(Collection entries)
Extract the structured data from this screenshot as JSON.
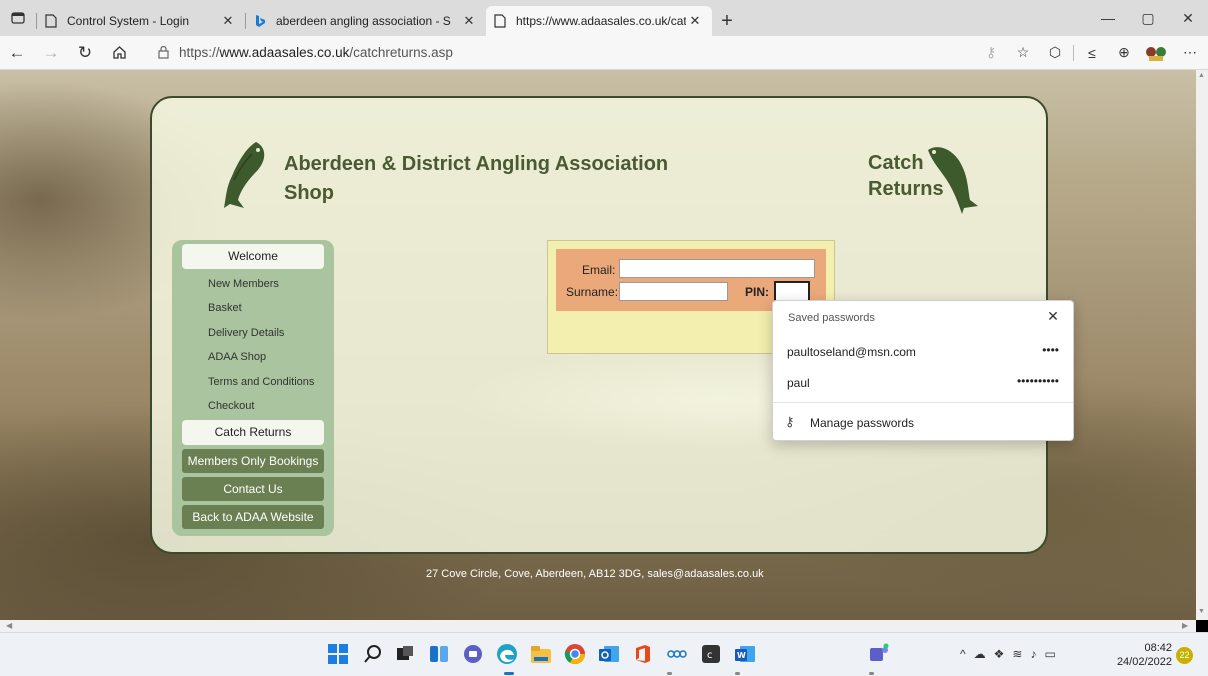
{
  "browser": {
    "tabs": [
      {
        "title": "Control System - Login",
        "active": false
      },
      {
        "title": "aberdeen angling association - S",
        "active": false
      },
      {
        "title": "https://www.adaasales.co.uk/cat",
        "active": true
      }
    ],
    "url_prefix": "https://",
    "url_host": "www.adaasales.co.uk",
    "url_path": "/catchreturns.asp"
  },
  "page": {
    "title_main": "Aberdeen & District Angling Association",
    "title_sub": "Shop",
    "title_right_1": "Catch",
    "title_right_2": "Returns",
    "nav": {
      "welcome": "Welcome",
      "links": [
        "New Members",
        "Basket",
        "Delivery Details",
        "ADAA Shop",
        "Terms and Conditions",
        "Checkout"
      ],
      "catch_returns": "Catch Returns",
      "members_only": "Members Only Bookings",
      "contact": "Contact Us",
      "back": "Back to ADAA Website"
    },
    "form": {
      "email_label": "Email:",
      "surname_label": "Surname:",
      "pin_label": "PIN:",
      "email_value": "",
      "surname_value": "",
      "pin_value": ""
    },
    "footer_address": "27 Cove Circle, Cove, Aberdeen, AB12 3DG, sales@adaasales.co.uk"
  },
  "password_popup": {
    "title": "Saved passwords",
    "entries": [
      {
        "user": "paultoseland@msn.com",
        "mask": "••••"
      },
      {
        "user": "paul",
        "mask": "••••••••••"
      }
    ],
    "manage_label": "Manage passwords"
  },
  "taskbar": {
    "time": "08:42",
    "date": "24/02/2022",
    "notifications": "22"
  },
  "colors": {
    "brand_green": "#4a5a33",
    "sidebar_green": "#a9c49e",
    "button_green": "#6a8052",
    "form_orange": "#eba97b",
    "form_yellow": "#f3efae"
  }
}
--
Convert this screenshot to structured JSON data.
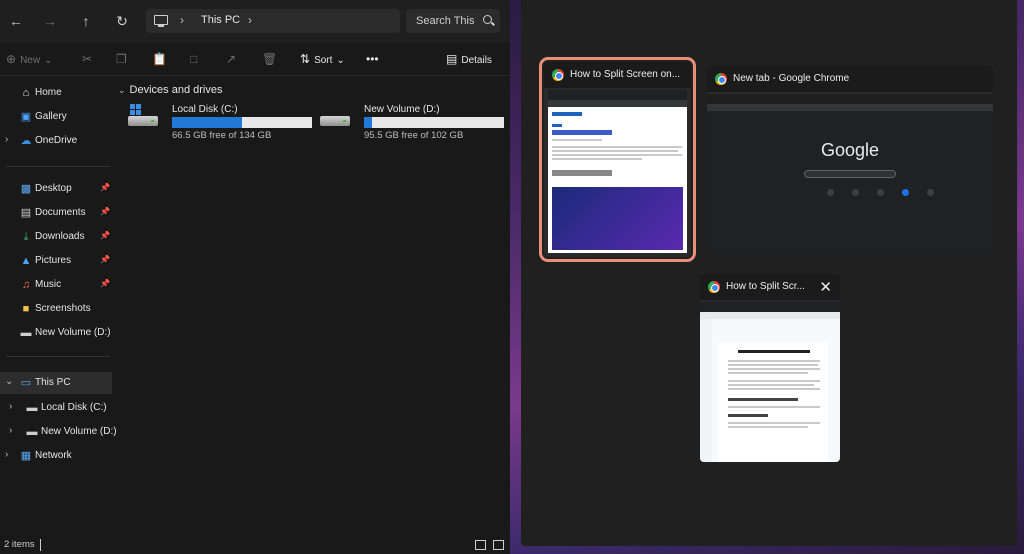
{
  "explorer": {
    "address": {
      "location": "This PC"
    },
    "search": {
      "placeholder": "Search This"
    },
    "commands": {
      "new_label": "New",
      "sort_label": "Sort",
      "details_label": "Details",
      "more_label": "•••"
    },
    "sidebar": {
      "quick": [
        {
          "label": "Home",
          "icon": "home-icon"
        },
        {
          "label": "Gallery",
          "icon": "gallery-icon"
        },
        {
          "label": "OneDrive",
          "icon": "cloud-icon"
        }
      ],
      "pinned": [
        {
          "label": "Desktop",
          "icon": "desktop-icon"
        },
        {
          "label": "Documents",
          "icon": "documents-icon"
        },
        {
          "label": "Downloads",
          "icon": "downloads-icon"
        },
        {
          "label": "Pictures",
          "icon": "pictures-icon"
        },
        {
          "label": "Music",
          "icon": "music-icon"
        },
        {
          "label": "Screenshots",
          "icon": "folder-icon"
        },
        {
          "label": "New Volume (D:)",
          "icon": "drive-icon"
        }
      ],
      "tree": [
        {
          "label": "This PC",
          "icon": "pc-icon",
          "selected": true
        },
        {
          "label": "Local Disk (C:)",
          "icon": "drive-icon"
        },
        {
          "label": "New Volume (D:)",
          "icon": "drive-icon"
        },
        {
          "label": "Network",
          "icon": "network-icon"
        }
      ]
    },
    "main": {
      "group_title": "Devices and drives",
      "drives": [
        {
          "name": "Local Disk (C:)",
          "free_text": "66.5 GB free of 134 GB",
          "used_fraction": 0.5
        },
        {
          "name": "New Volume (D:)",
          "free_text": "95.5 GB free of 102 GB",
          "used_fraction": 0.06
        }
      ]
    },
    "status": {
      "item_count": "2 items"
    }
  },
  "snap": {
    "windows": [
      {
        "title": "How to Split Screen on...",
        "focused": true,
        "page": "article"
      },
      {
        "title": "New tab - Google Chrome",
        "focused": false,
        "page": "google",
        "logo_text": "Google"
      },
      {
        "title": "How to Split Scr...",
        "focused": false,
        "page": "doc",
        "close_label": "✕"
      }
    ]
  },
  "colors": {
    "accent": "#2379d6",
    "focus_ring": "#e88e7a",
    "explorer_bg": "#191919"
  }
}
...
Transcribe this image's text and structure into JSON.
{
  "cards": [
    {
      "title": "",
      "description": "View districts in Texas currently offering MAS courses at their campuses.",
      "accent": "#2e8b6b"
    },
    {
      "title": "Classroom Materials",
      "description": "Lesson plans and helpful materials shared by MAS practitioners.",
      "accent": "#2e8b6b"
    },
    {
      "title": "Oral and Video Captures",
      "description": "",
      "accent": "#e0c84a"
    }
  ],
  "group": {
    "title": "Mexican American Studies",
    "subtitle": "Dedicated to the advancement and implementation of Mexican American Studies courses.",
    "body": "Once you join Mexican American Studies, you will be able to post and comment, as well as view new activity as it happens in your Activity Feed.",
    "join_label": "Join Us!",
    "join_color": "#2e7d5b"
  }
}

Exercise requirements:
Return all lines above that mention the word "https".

Exercise solution:
        "title": "https://www.adaasales.co.uk/cat",
    "url_prefix": "https://",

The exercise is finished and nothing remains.